Roommate Conflicts: Confrontation, Communication, Mediation
Living with roommates isn’t always easy. Sharing a living space may be stressful, and conflicts may arise. Sometimes situations that work at the beginning of the year become more difficult as the year goes on; remember that you and your roommate will be constantly growing and changing in your time at Sarah Lawrence. It is perfectly normal to have roommate conflicts. In fact, there is a great deal to be learned from handling a difficult situation maturely, respectfully, and creatively.
The Office of Residence Life offers a number of resources to students facing roommate conflicts. Please read through the information below on Roommate Confrontation, Communication, and Mediation. If you feel you need further advice on how to proceed with the situation, you should speak with your RA.
Confronting Your Roommate
Communication sometimes breaks down and you may have to confront your roommate with an issue that one of you has with the other. If this happens then it is helpful to have some idea how you are going to go about it.
How to tell there is an issue:
- Your roommate may not want to talk to you, may leave the room when you enter, or may be complaining to friends about you.
- Your roommate may become annoyed with you over little things.
If you start to notice these things you should not ignore them. If a problem is addressed early, there is a better chance of it being worked out amicably.
How to address the issue:

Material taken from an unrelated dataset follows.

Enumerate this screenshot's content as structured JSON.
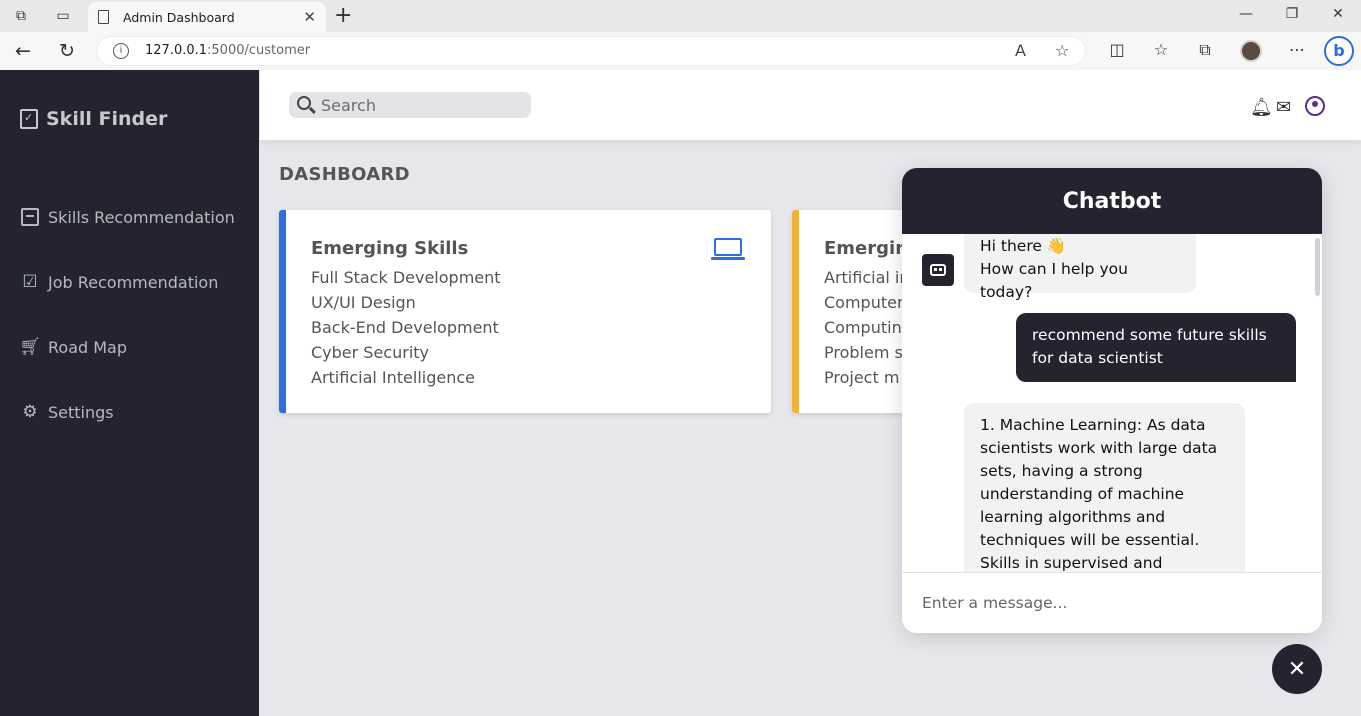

- Approach your roommate in private.
- Confirm that this is a good time for both of you to talk. If one of you feels rushed or blindsided they will be less able to communicate effectively.

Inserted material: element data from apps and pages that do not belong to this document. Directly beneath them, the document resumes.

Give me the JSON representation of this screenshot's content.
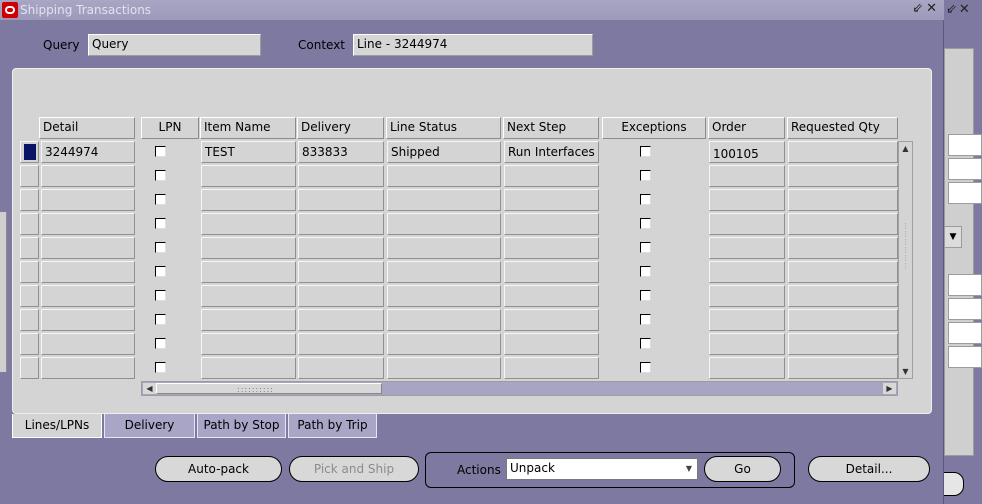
{
  "window": {
    "title": "Shipping Transactions",
    "controls": "⇙✕"
  },
  "header": {
    "query_label": "Query",
    "query_value": "Query",
    "context_label": "Context",
    "context_value": "Line - 3244974"
  },
  "table": {
    "columns": [
      "Detail",
      "LPN",
      "Item Name",
      "Delivery",
      "Line Status",
      "Next Step",
      "Exceptions",
      "Order",
      "Requested Qty"
    ],
    "rows": [
      {
        "detail": "3244974",
        "item_name": "TEST",
        "delivery": "833833",
        "line_status": "Shipped",
        "next_step": "Run Interfaces",
        "order": "100105"
      }
    ]
  },
  "tabs": [
    "Lines/LPNs",
    "Delivery",
    "Path by Stop",
    "Path by Trip"
  ],
  "buttons": {
    "autopack": "Auto-pack",
    "pick_and_ship": "Pick and Ship",
    "actions_label": "Actions",
    "actions_value": "Unpack",
    "go": "Go",
    "detail": "Detail..."
  },
  "colors": {
    "background": "#7d79a0",
    "panel": "#d4d4d4",
    "selected_row_indicator": "#0a1464"
  }
}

- Be direct. Discuss the issue with regard to behaviors rather than personality traits. This tactic is less likely to put your roommate on the defensive.
- Be patient. Listen to your roommate and remember that there are two sides to every story.

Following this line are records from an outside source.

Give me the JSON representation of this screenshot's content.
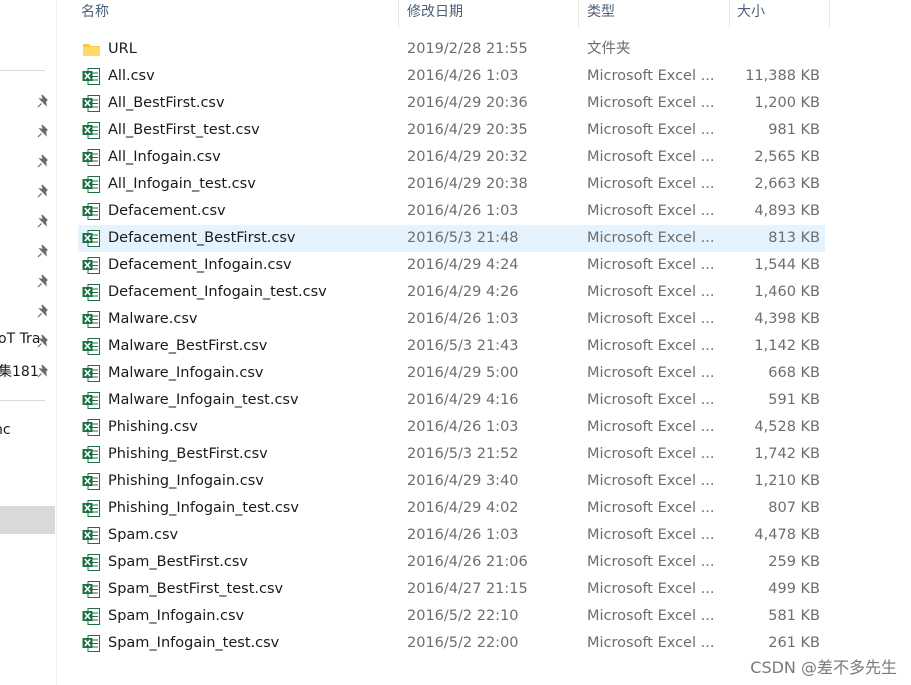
{
  "columns": {
    "name": "名称",
    "date": "修改日期",
    "type": "类型",
    "size": "大小"
  },
  "nav": {
    "text_1": "oT Tra",
    "text_2": "集181",
    "text_3": "nc"
  },
  "files": [
    {
      "name": "URL",
      "date": "2019/2/28 21:55",
      "type": "文件夹",
      "size": "",
      "icon": "folder-icon"
    },
    {
      "name": "All.csv",
      "date": "2016/4/26 1:03",
      "type": "Microsoft Excel ...",
      "size": "11,388 KB",
      "icon": "excel-icon"
    },
    {
      "name": "All_BestFirst.csv",
      "date": "2016/4/29 20:36",
      "type": "Microsoft Excel ...",
      "size": "1,200 KB",
      "icon": "excel-icon"
    },
    {
      "name": "All_BestFirst_test.csv",
      "date": "2016/4/29 20:35",
      "type": "Microsoft Excel ...",
      "size": "981 KB",
      "icon": "excel-icon"
    },
    {
      "name": "All_Infogain.csv",
      "date": "2016/4/29 20:32",
      "type": "Microsoft Excel ...",
      "size": "2,565 KB",
      "icon": "excel-icon"
    },
    {
      "name": "All_Infogain_test.csv",
      "date": "2016/4/29 20:38",
      "type": "Microsoft Excel ...",
      "size": "2,663 KB",
      "icon": "excel-icon"
    },
    {
      "name": "Defacement.csv",
      "date": "2016/4/26 1:03",
      "type": "Microsoft Excel ...",
      "size": "4,893 KB",
      "icon": "excel-icon"
    },
    {
      "name": "Defacement_BestFirst.csv",
      "date": "2016/5/3 21:48",
      "type": "Microsoft Excel ...",
      "size": "813 KB",
      "icon": "excel-icon",
      "selected": true
    },
    {
      "name": "Defacement_Infogain.csv",
      "date": "2016/4/29 4:24",
      "type": "Microsoft Excel ...",
      "size": "1,544 KB",
      "icon": "excel-icon"
    },
    {
      "name": "Defacement_Infogain_test.csv",
      "date": "2016/4/29 4:26",
      "type": "Microsoft Excel ...",
      "size": "1,460 KB",
      "icon": "excel-icon"
    },
    {
      "name": "Malware.csv",
      "date": "2016/4/26 1:03",
      "type": "Microsoft Excel ...",
      "size": "4,398 KB",
      "icon": "excel-icon"
    },
    {
      "name": "Malware_BestFirst.csv",
      "date": "2016/5/3 21:43",
      "type": "Microsoft Excel ...",
      "size": "1,142 KB",
      "icon": "excel-icon"
    },
    {
      "name": "Malware_Infogain.csv",
      "date": "2016/4/29 5:00",
      "type": "Microsoft Excel ...",
      "size": "668 KB",
      "icon": "excel-icon"
    },
    {
      "name": "Malware_Infogain_test.csv",
      "date": "2016/4/29 4:16",
      "type": "Microsoft Excel ...",
      "size": "591 KB",
      "icon": "excel-icon"
    },
    {
      "name": "Phishing.csv",
      "date": "2016/4/26 1:03",
      "type": "Microsoft Excel ...",
      "size": "4,528 KB",
      "icon": "excel-icon"
    },
    {
      "name": "Phishing_BestFirst.csv",
      "date": "2016/5/3 21:52",
      "type": "Microsoft Excel ...",
      "size": "1,742 KB",
      "icon": "excel-icon"
    },
    {
      "name": "Phishing_Infogain.csv",
      "date": "2016/4/29 3:40",
      "type": "Microsoft Excel ...",
      "size": "1,210 KB",
      "icon": "excel-icon"
    },
    {
      "name": "Phishing_Infogain_test.csv",
      "date": "2016/4/29 4:02",
      "type": "Microsoft Excel ...",
      "size": "807 KB",
      "icon": "excel-icon"
    },
    {
      "name": "Spam.csv",
      "date": "2016/4/26 1:03",
      "type": "Microsoft Excel ...",
      "size": "4,478 KB",
      "icon": "excel-icon"
    },
    {
      "name": "Spam_BestFirst.csv",
      "date": "2016/4/26 21:06",
      "type": "Microsoft Excel ...",
      "size": "259 KB",
      "icon": "excel-icon"
    },
    {
      "name": "Spam_BestFirst_test.csv",
      "date": "2016/4/27 21:15",
      "type": "Microsoft Excel ...",
      "size": "499 KB",
      "icon": "excel-icon"
    },
    {
      "name": "Spam_Infogain.csv",
      "date": "2016/5/2 22:10",
      "type": "Microsoft Excel ...",
      "size": "581 KB",
      "icon": "excel-icon"
    },
    {
      "name": "Spam_Infogain_test.csv",
      "date": "2016/5/2 22:00",
      "type": "Microsoft Excel ...",
      "size": "261 KB",
      "icon": "excel-icon"
    }
  ],
  "watermark": "CSDN @差不多先生",
  "colors": {
    "selected_row": "#e5f3ff",
    "header_text": "#4c607a",
    "excel_green": "#1d7044",
    "folder_yellow": "#f7c948"
  }
}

- Each person should be given a chance to present what they feel the problem really is.
- Revisit to your roommate contract. You should have it posted in the room. Which of your guidelines are working and which of them need to be reconsidered?
- Remember that a solution will probably involve each person giving something and getting something. The solution may not be your ideal scenario, but it should be an improvement on the current state of things.
Communicating with your Roommates
Most roommate conflicts are the result of miscommunication or, in some cases, a total lack of communication. If you can communicate effectively, it will be much easier to develop a comfortable living environment for yourself and your roommates.
These tips should help you communicate in a healthy way with your roommate:
- Talk to your roommate directly when something is bothering you. Don’t discuss it behind their back because this can cause a breakdown in trust between you.
- Be direct. Be clear about what is bothering you. If you don’t tell your roommate that there is a problem they won’t be able to do anything about it.
- Remember that communication works two ways: talking and listening. Neither one is effective without the other.
- If you create a win-win situation, then the conflict is more likely to be resolved. Evaluate the needs of both sides before a solution is proposed, and make sure the solution is acceptable to both parties.
- Respect each other’s differences. Everyone has different values, lifestyles, expectations, and communication styles. Get to know each other and establish common ground. It is easier to solve a problem with a friend than a stranger.
If you are upset with your roommate, chances are that they are upset with you as well. Being involved in a dialogue means that you need to be able to listen and give everyone a chance to speak. Criticism is bound to happen and your natural reaction is going to be to criticize back, but that is only going to compound the problem. Learning to accept criticism is going to help you communicate and live with your roommate. If you both find that you are approaching the limit and things are not being resolved, agree to take some time away from the discussion to give you each time to process what is going on. This will also give you each time to develop feedback that is not going to be hurtful and won’t be fueled by anger.
In difficult discussions, such as roommate conflicts, it is very helpful to have an unbiased third party to help mediate the discussion. Our Resident Advisors are trained mediators, with good experience helping roommates come up with solutions to their conflicts. If you find that you and your roommate are having difficulty resolving your conflict, you should definitely approach your RA to arrange a mediation.
We believe that Roommate Mediations are so beneficial, that first-year students are required to complete a roommate mediation before they can transfer rooms. All students experiencing roommate conflicts are strongly encouraged to participate in a mediation.
How Mediations Work:
- Contact your RA, either by email or in person, to explain the situation and to request a mediation.
- Your RA will contact all roommates to find a time that works best for everyone. It is very important that you allow enough time for each person to express themselves and to come up with a solution.
- Even if you are the person who contacts the RA, remember that they have a responsibility to the well-being of all of their advisees. Your RA will give each person a chance to be heard, and they will encourage a solution that is beneficial to all parties.
- Your RA will bring your roommate contract as a reference. If you have updated your roommate contract since move in, it will be helpful to provide your RA with an updated copy before the mediation.
- Remember, although the RA is a trained mediator, they are not a magician. Some roommate conflicts require a number of mediations before they find a solution. In other cases, you may find that the situation is not working even after you have all made an honest attempt at mediation. In those cases, and only in those cases, a room transfer may be the best answer.